Here’s the real cause of the issue, a change to the weather object which was carried out months ago when I first started working on v0.7. Thanks to version control, it was extremely obvious where the problem was… once I actually looked in the right place.

Comparison of Fourcast code from v0.6 and v0.7, showing renamed variables that caused a crash.

Most of the variables here were renamed so they actually followed standard naming conventions, which basically broke everything. The weather objects saved under v0.6 were still retrievable in v0.7, but were unusable since they were essentially a blank slate (as the saved data didn’t match the new variable names, and so everything defaulted to their uninitialized values).

Because these “blank” objects were still retrievable, Fourcast didn’t see anything out of the ordinary and tried to retrieve weather using what was stored in the QueryLink variable. Which was nothing: null. And so the WeatherEngine crashes the app.

(When the renaming was carried out, all references in the rest of the app were updated to use the new names as well.

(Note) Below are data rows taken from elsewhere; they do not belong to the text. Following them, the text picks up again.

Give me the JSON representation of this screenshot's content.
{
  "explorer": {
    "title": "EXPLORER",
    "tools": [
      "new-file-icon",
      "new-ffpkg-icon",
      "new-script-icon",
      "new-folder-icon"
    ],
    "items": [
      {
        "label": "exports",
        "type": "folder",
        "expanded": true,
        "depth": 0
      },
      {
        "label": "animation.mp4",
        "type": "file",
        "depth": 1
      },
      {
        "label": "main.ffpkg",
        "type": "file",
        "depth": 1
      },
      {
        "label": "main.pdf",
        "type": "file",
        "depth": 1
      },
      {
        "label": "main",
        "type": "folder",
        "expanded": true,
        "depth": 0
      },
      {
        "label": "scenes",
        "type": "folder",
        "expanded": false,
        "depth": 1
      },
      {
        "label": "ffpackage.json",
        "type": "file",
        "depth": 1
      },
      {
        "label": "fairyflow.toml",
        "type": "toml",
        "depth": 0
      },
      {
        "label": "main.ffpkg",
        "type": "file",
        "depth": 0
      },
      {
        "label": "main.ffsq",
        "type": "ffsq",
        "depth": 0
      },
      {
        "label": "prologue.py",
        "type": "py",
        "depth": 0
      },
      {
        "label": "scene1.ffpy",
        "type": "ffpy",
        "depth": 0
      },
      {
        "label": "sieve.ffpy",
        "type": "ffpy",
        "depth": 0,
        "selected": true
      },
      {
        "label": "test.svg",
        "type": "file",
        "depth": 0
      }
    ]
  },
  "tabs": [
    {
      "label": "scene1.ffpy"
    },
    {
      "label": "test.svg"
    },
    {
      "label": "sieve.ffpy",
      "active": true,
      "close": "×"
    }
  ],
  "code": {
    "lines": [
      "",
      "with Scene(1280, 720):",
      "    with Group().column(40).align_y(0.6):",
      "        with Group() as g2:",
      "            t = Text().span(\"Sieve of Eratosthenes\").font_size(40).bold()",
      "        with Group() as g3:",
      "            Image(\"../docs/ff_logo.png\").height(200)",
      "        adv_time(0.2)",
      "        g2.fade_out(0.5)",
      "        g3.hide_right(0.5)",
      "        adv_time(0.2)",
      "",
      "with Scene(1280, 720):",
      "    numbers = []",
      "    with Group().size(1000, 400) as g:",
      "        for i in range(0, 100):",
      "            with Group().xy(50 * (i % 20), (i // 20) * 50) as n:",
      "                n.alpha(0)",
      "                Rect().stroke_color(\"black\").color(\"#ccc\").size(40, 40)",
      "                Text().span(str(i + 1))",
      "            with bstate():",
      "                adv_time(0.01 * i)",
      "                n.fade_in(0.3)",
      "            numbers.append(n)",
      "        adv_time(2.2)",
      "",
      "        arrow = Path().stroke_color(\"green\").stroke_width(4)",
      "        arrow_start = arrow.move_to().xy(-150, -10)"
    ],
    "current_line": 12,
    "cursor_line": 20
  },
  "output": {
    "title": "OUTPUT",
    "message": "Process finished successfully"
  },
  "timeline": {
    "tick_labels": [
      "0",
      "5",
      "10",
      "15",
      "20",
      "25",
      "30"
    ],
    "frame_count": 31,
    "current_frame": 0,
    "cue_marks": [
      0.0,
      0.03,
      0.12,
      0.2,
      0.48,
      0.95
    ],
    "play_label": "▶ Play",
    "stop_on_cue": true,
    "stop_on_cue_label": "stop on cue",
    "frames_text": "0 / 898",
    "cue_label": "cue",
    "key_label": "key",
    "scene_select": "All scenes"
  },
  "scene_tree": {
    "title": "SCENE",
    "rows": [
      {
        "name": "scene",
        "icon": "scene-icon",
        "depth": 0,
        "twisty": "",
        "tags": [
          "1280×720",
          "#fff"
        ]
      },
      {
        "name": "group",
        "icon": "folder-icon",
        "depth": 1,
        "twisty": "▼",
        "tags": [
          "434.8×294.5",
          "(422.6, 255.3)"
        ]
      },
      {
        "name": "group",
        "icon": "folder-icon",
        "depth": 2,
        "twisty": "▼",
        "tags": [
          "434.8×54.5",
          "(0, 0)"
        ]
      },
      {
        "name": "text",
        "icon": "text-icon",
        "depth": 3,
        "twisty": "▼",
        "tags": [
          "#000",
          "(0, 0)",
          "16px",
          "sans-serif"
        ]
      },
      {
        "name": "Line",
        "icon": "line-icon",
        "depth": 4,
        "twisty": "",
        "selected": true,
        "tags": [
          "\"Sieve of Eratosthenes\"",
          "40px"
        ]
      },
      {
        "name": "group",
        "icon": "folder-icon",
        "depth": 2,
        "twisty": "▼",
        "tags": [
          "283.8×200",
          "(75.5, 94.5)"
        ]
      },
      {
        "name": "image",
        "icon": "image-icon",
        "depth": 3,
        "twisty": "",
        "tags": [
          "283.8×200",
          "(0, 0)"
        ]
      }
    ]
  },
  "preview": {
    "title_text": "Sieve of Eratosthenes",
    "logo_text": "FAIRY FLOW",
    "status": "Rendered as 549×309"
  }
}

This is why the app works normally if v0.7 was clean-installed – there’s essentially no change in this scenario.)

What’s Been Done

In v0.8, the app doesn’t just blindly pass the query link reference to WeatherEngine any more – it checks if there’s actually a query link first, then lets you search for a location if there isn’t (as opposed to just crashing the app, which since the issue occurred on application launch lead to an endless cycle of crashing.) This handles the situation here (tested by deploying v0.6, running it, then deploying v0.8), as well as any other scenarios where this might happen.

Wrapping Up

To reiterate: uninstalling and reinstalling the app will resolve this issue, since it’s caused by v0.7 essentially being incompatible with saved data from v0.6. This only applies to users who have upgraded from v0.6 to v0.7, and have set Fourcast to load weather for either the last location viewed, or the Home Location upon launch.

Users who have installed v0.7 without using v0.6, or those who have Fourcast set to locate them upon launch do not need to do anything.

Thanks to everyone who sent in crash reports. I’m sorry this issue even occurred, and for any trouble it caused.